27 Sep

Chester County Fiction

Chester County FictionHello Friends:

A new collection of stort stories, Chester County Fiction, includes my short story “The River Runs Red.” Chester County Fiction, the brainchild of writer Jim Breslin, is a collection of short stories by – you guessed it – Chester County writers. You can get it on Amazon here. If you prefer to visit an actual bookstore, beginning next week you can pick up a copy at the Chester County Book & Music Company in West Chester.

For details about the official book launch, which takes place October 2 at Baldwin’s Book Barn, click here.

Thanks!

Peace,

Mike

09 Sep

On Eagle’s Wings

“A place not yet touched by 9/11” in the Philadelphia Inquirer.

When the mood strikes and both the calendar and skies are clear, my children and I venture to the nearby Brandywine Valley Airport to catch a glimpse of the airplanes and helicopters in flight.

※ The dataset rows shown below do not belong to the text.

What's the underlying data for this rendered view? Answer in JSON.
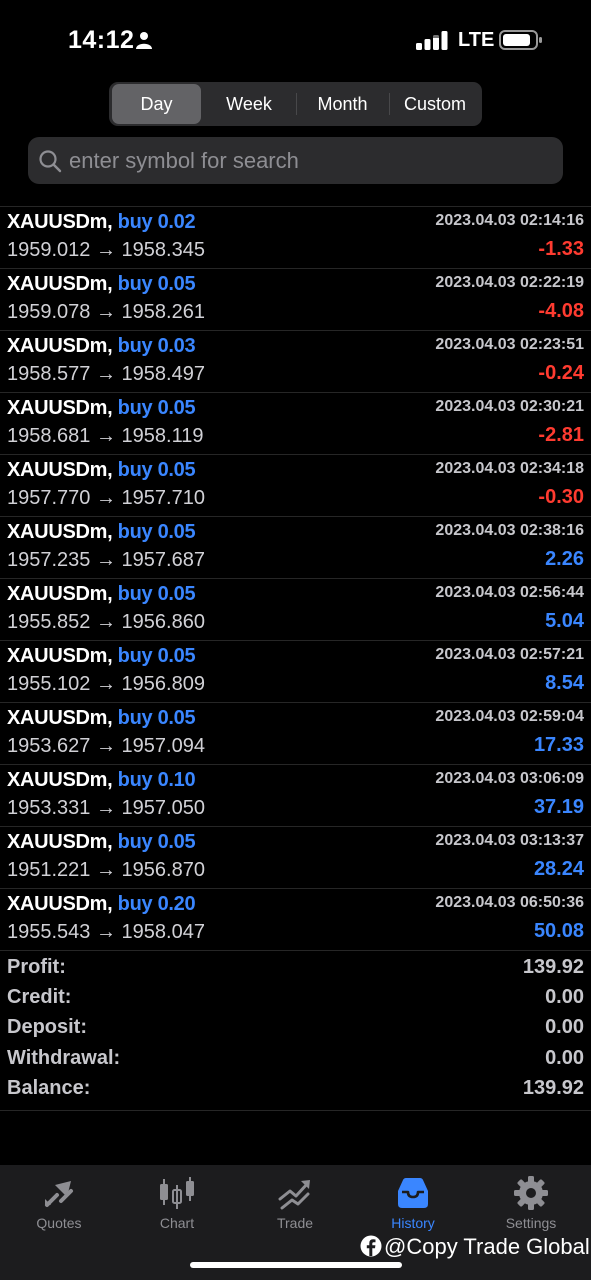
{
  "status_bar": {
    "time": "14:12",
    "network": "LTE"
  },
  "periods": {
    "day": "Day",
    "week": "Week",
    "month": "Month",
    "custom": "Custom",
    "selected": "Day"
  },
  "search": {
    "placeholder": "enter symbol for search"
  },
  "deals": [
    {
      "symbol": "XAUUSDm,",
      "type": "buy 0.02",
      "prices": "1959.012 → 1958.345",
      "time": "2023.04.03 02:14:16",
      "profit": "-1.33"
    },
    {
      "symbol": "XAUUSDm,",
      "type": "buy 0.05",
      "prices": "1959.078 → 1958.261",
      "time": "2023.04.03 02:22:19",
      "profit": "-4.08"
    },
    {
      "symbol": "XAUUSDm,",
      "type": "buy 0.03",
      "prices": "1958.577 → 1958.497",
      "time": "2023.04.03 02:23:51",
      "profit": "-0.24"
    },
    {
      "symbol": "XAUUSDm,",
      "type": "buy 0.05",
      "prices": "1958.681 → 1958.119",
      "time": "2023.04.03 02:30:21",
      "profit": "-2.81"
    },
    {
      "symbol": "XAUUSDm,",
      "type": "buy 0.05",
      "prices": "1957.770 → 1957.710",
      "time": "2023.04.03 02:34:18",
      "profit": "-0.30"
    },
    {
      "symbol": "XAUUSDm,",
      "type": "buy 0.05",
      "prices": "1957.235 → 1957.687",
      "time": "2023.04.03 02:38:16",
      "profit": "2.26"
    },
    {
      "symbol": "XAUUSDm,",
      "type": "buy 0.05",
      "prices": "1955.852 → 1956.860",
      "time": "2023.04.03 02:56:44",
      "profit": "5.04"
    },
    {
      "symbol": "XAUUSDm,",
      "type": "buy 0.05",
      "prices": "1955.102 → 1956.809",
      "time": "2023.04.03 02:57:21",
      "profit": "8.54"
    },
    {
      "symbol": "XAUUSDm,",
      "type": "buy 0.05",
      "prices": "1953.627 → 1957.094",
      "time": "2023.04.03 02:59:04",
      "profit": "17.33"
    },
    {
      "symbol": "XAUUSDm,",
      "type": "buy 0.10",
      "prices": "1953.331 → 1957.050",
      "time": "2023.04.03 03:06:09",
      "profit": "37.19"
    },
    {
      "symbol": "XAUUSDm,",
      "type": "buy 0.05",
      "prices": "1951.221 → 1956.870",
      "time": "2023.04.03 03:13:37",
      "profit": "28.24"
    },
    {
      "symbol": "XAUUSDm,",
      "type": "buy 0.20",
      "prices": "1955.543 → 1958.047",
      "time": "2023.04.03 06:50:36",
      "profit": "50.08"
    }
  ],
  "summary": {
    "profit_label": "Profit:",
    "profit": "139.92",
    "credit_label": "Credit:",
    "credit": "0.00",
    "deposit_label": "Deposit:",
    "deposit": "0.00",
    "withdrawal_label": "Withdrawal:",
    "withdrawal": "0.00",
    "balance_label": "Balance:",
    "balance": "139.92"
  },
  "tabs": {
    "quotes": "Quotes",
    "chart": "Chart",
    "trade": "Trade",
    "history": "History",
    "settings": "Settings",
    "active": "History"
  },
  "watermark": "@Copy Trade Global",
  "colors": {
    "accent": "#3a86ff",
    "loss": "#ff3b30",
    "background": "#000000",
    "tabbar": "#1c1c1e"
  }
}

Watching these planes, my mind travels back to my own childhood, a time when a little boy could explore a major airport’s terminal and, with nose to window, gaze in wonder as the giant beasts ascended and descended more gracefully than seemed plausible. One moment it was here, a muffled roar later and it was gone, only to touch down in some far off place on the map taped to a child’s bedroom wall.

Peering through those glass walls overlooking the tarmac filled a child with awe. There, gazing eyes were close enough to read the plane’s numbers and admire each airline’s distinct detailing. Beautiful, slick beasts crawled along the tarmac, marionettes held captive by the air traffic controller above. “Which one was next?” the boy would wonder. Then, seemingly without warning, the tower gave word, setting a beast free. With engines blazing, it set off skyward.

Tarmac-gazing has long since disappeared, and along with it the spellbound eyes of countless young children longing for inspiration and adventure. Today, only those going off on the adventure itself get a glimpse of the tarmac’s beauty. Without a ticket, a child bids a relative farewell without ever seeing their plane lift off.

I imagine the ghosts of Wilbur and Orville Wright, having floated through security, standing in the terminal and peering out at the planes. Wonder must fill their hearts. Then, noticing no one else is doing the same, that wonder must turn to sadness. They look around, only to find themselves surrounded by hurried and harried white rabbits with eyes fixed on books, phones, and inventions beyond their comprehension.

All of which makes the quaint and quiet airport down the road all the more special. Here, a child can peer through and, yes, even sit atop the five-foot gate separating pilot from pupil. Sept. 11 hasn’t reached here yet, as this airport is more a playground for the weekend pilot (who once upon a time was a tarmac-gazer, I am sure) and a taxi depot for the anonymous wealthy and their equally anonymous chartered flights.

The scene goes like this: A car pulls into the quiet parking lot and, after exiting the vehicle, the driver proceeds to walk into the lonely airplane hangar. Within minutes an engine revs to life, controls and settings are checked, and the single-engine prop plane begins to meander out to the tarmac. I suppose there’s a quick radio conversation between the driver-turned-pilot and the controller inside. Something along the lines of:

“Hey, Charlie.”

“Morning, Johnny.”

“Good day for flying, eh?”

“Sure is. Anytime you’re ready, John.”

And with that the prop plane taxis down the tarmac, rounds the bend to the runway, and takes off.

Though not this morning. My 2-year-old boy and I wait patiently for any sign of life from the hangars, but hear none. The morning is deathly quiet, and perhaps the weekend pilots have taken the day off. After 30 minutes of inactivity, we return to the car.

It is then, having left the airport and waiting to turn out of the parking lot, that a single-engine plane soars into the air toward our right. We had missed the takeoff by seconds, and like that the plane was gone. Returning my gaze through the windshield, I find myself in wonder and awe at the sight before my eyes.

A bald eagle is perched atop the telephone pole across the road, looking larger than life in this suburban setting. Perhaps the beautiful beast was tarmac-gazing too.

I quickly pulled to the side of the road, parked, and together we crossed the street for a better look.

The scene brought me back to that September morning 10 years passed, when airports – and America – changed forever. I mourn the innocent lives lost that day, and the innocence our country lost in the process. The security theater of today’s airport, however necessary, has hijacked the awe and inspiration of humankind taking to the skies.

With my son in my arms, I gazed at our nation’s symbol and found myself grateful for its presence – and for this tiny airport not yet touched by 9/11.

It was at that moment three crows descended upon the eagle, cawing in unison and driving it from its roost. On silent wings, the eagle took flight and soared into battle.

I held my son closer. Once lost, innocence can never be reclaimed.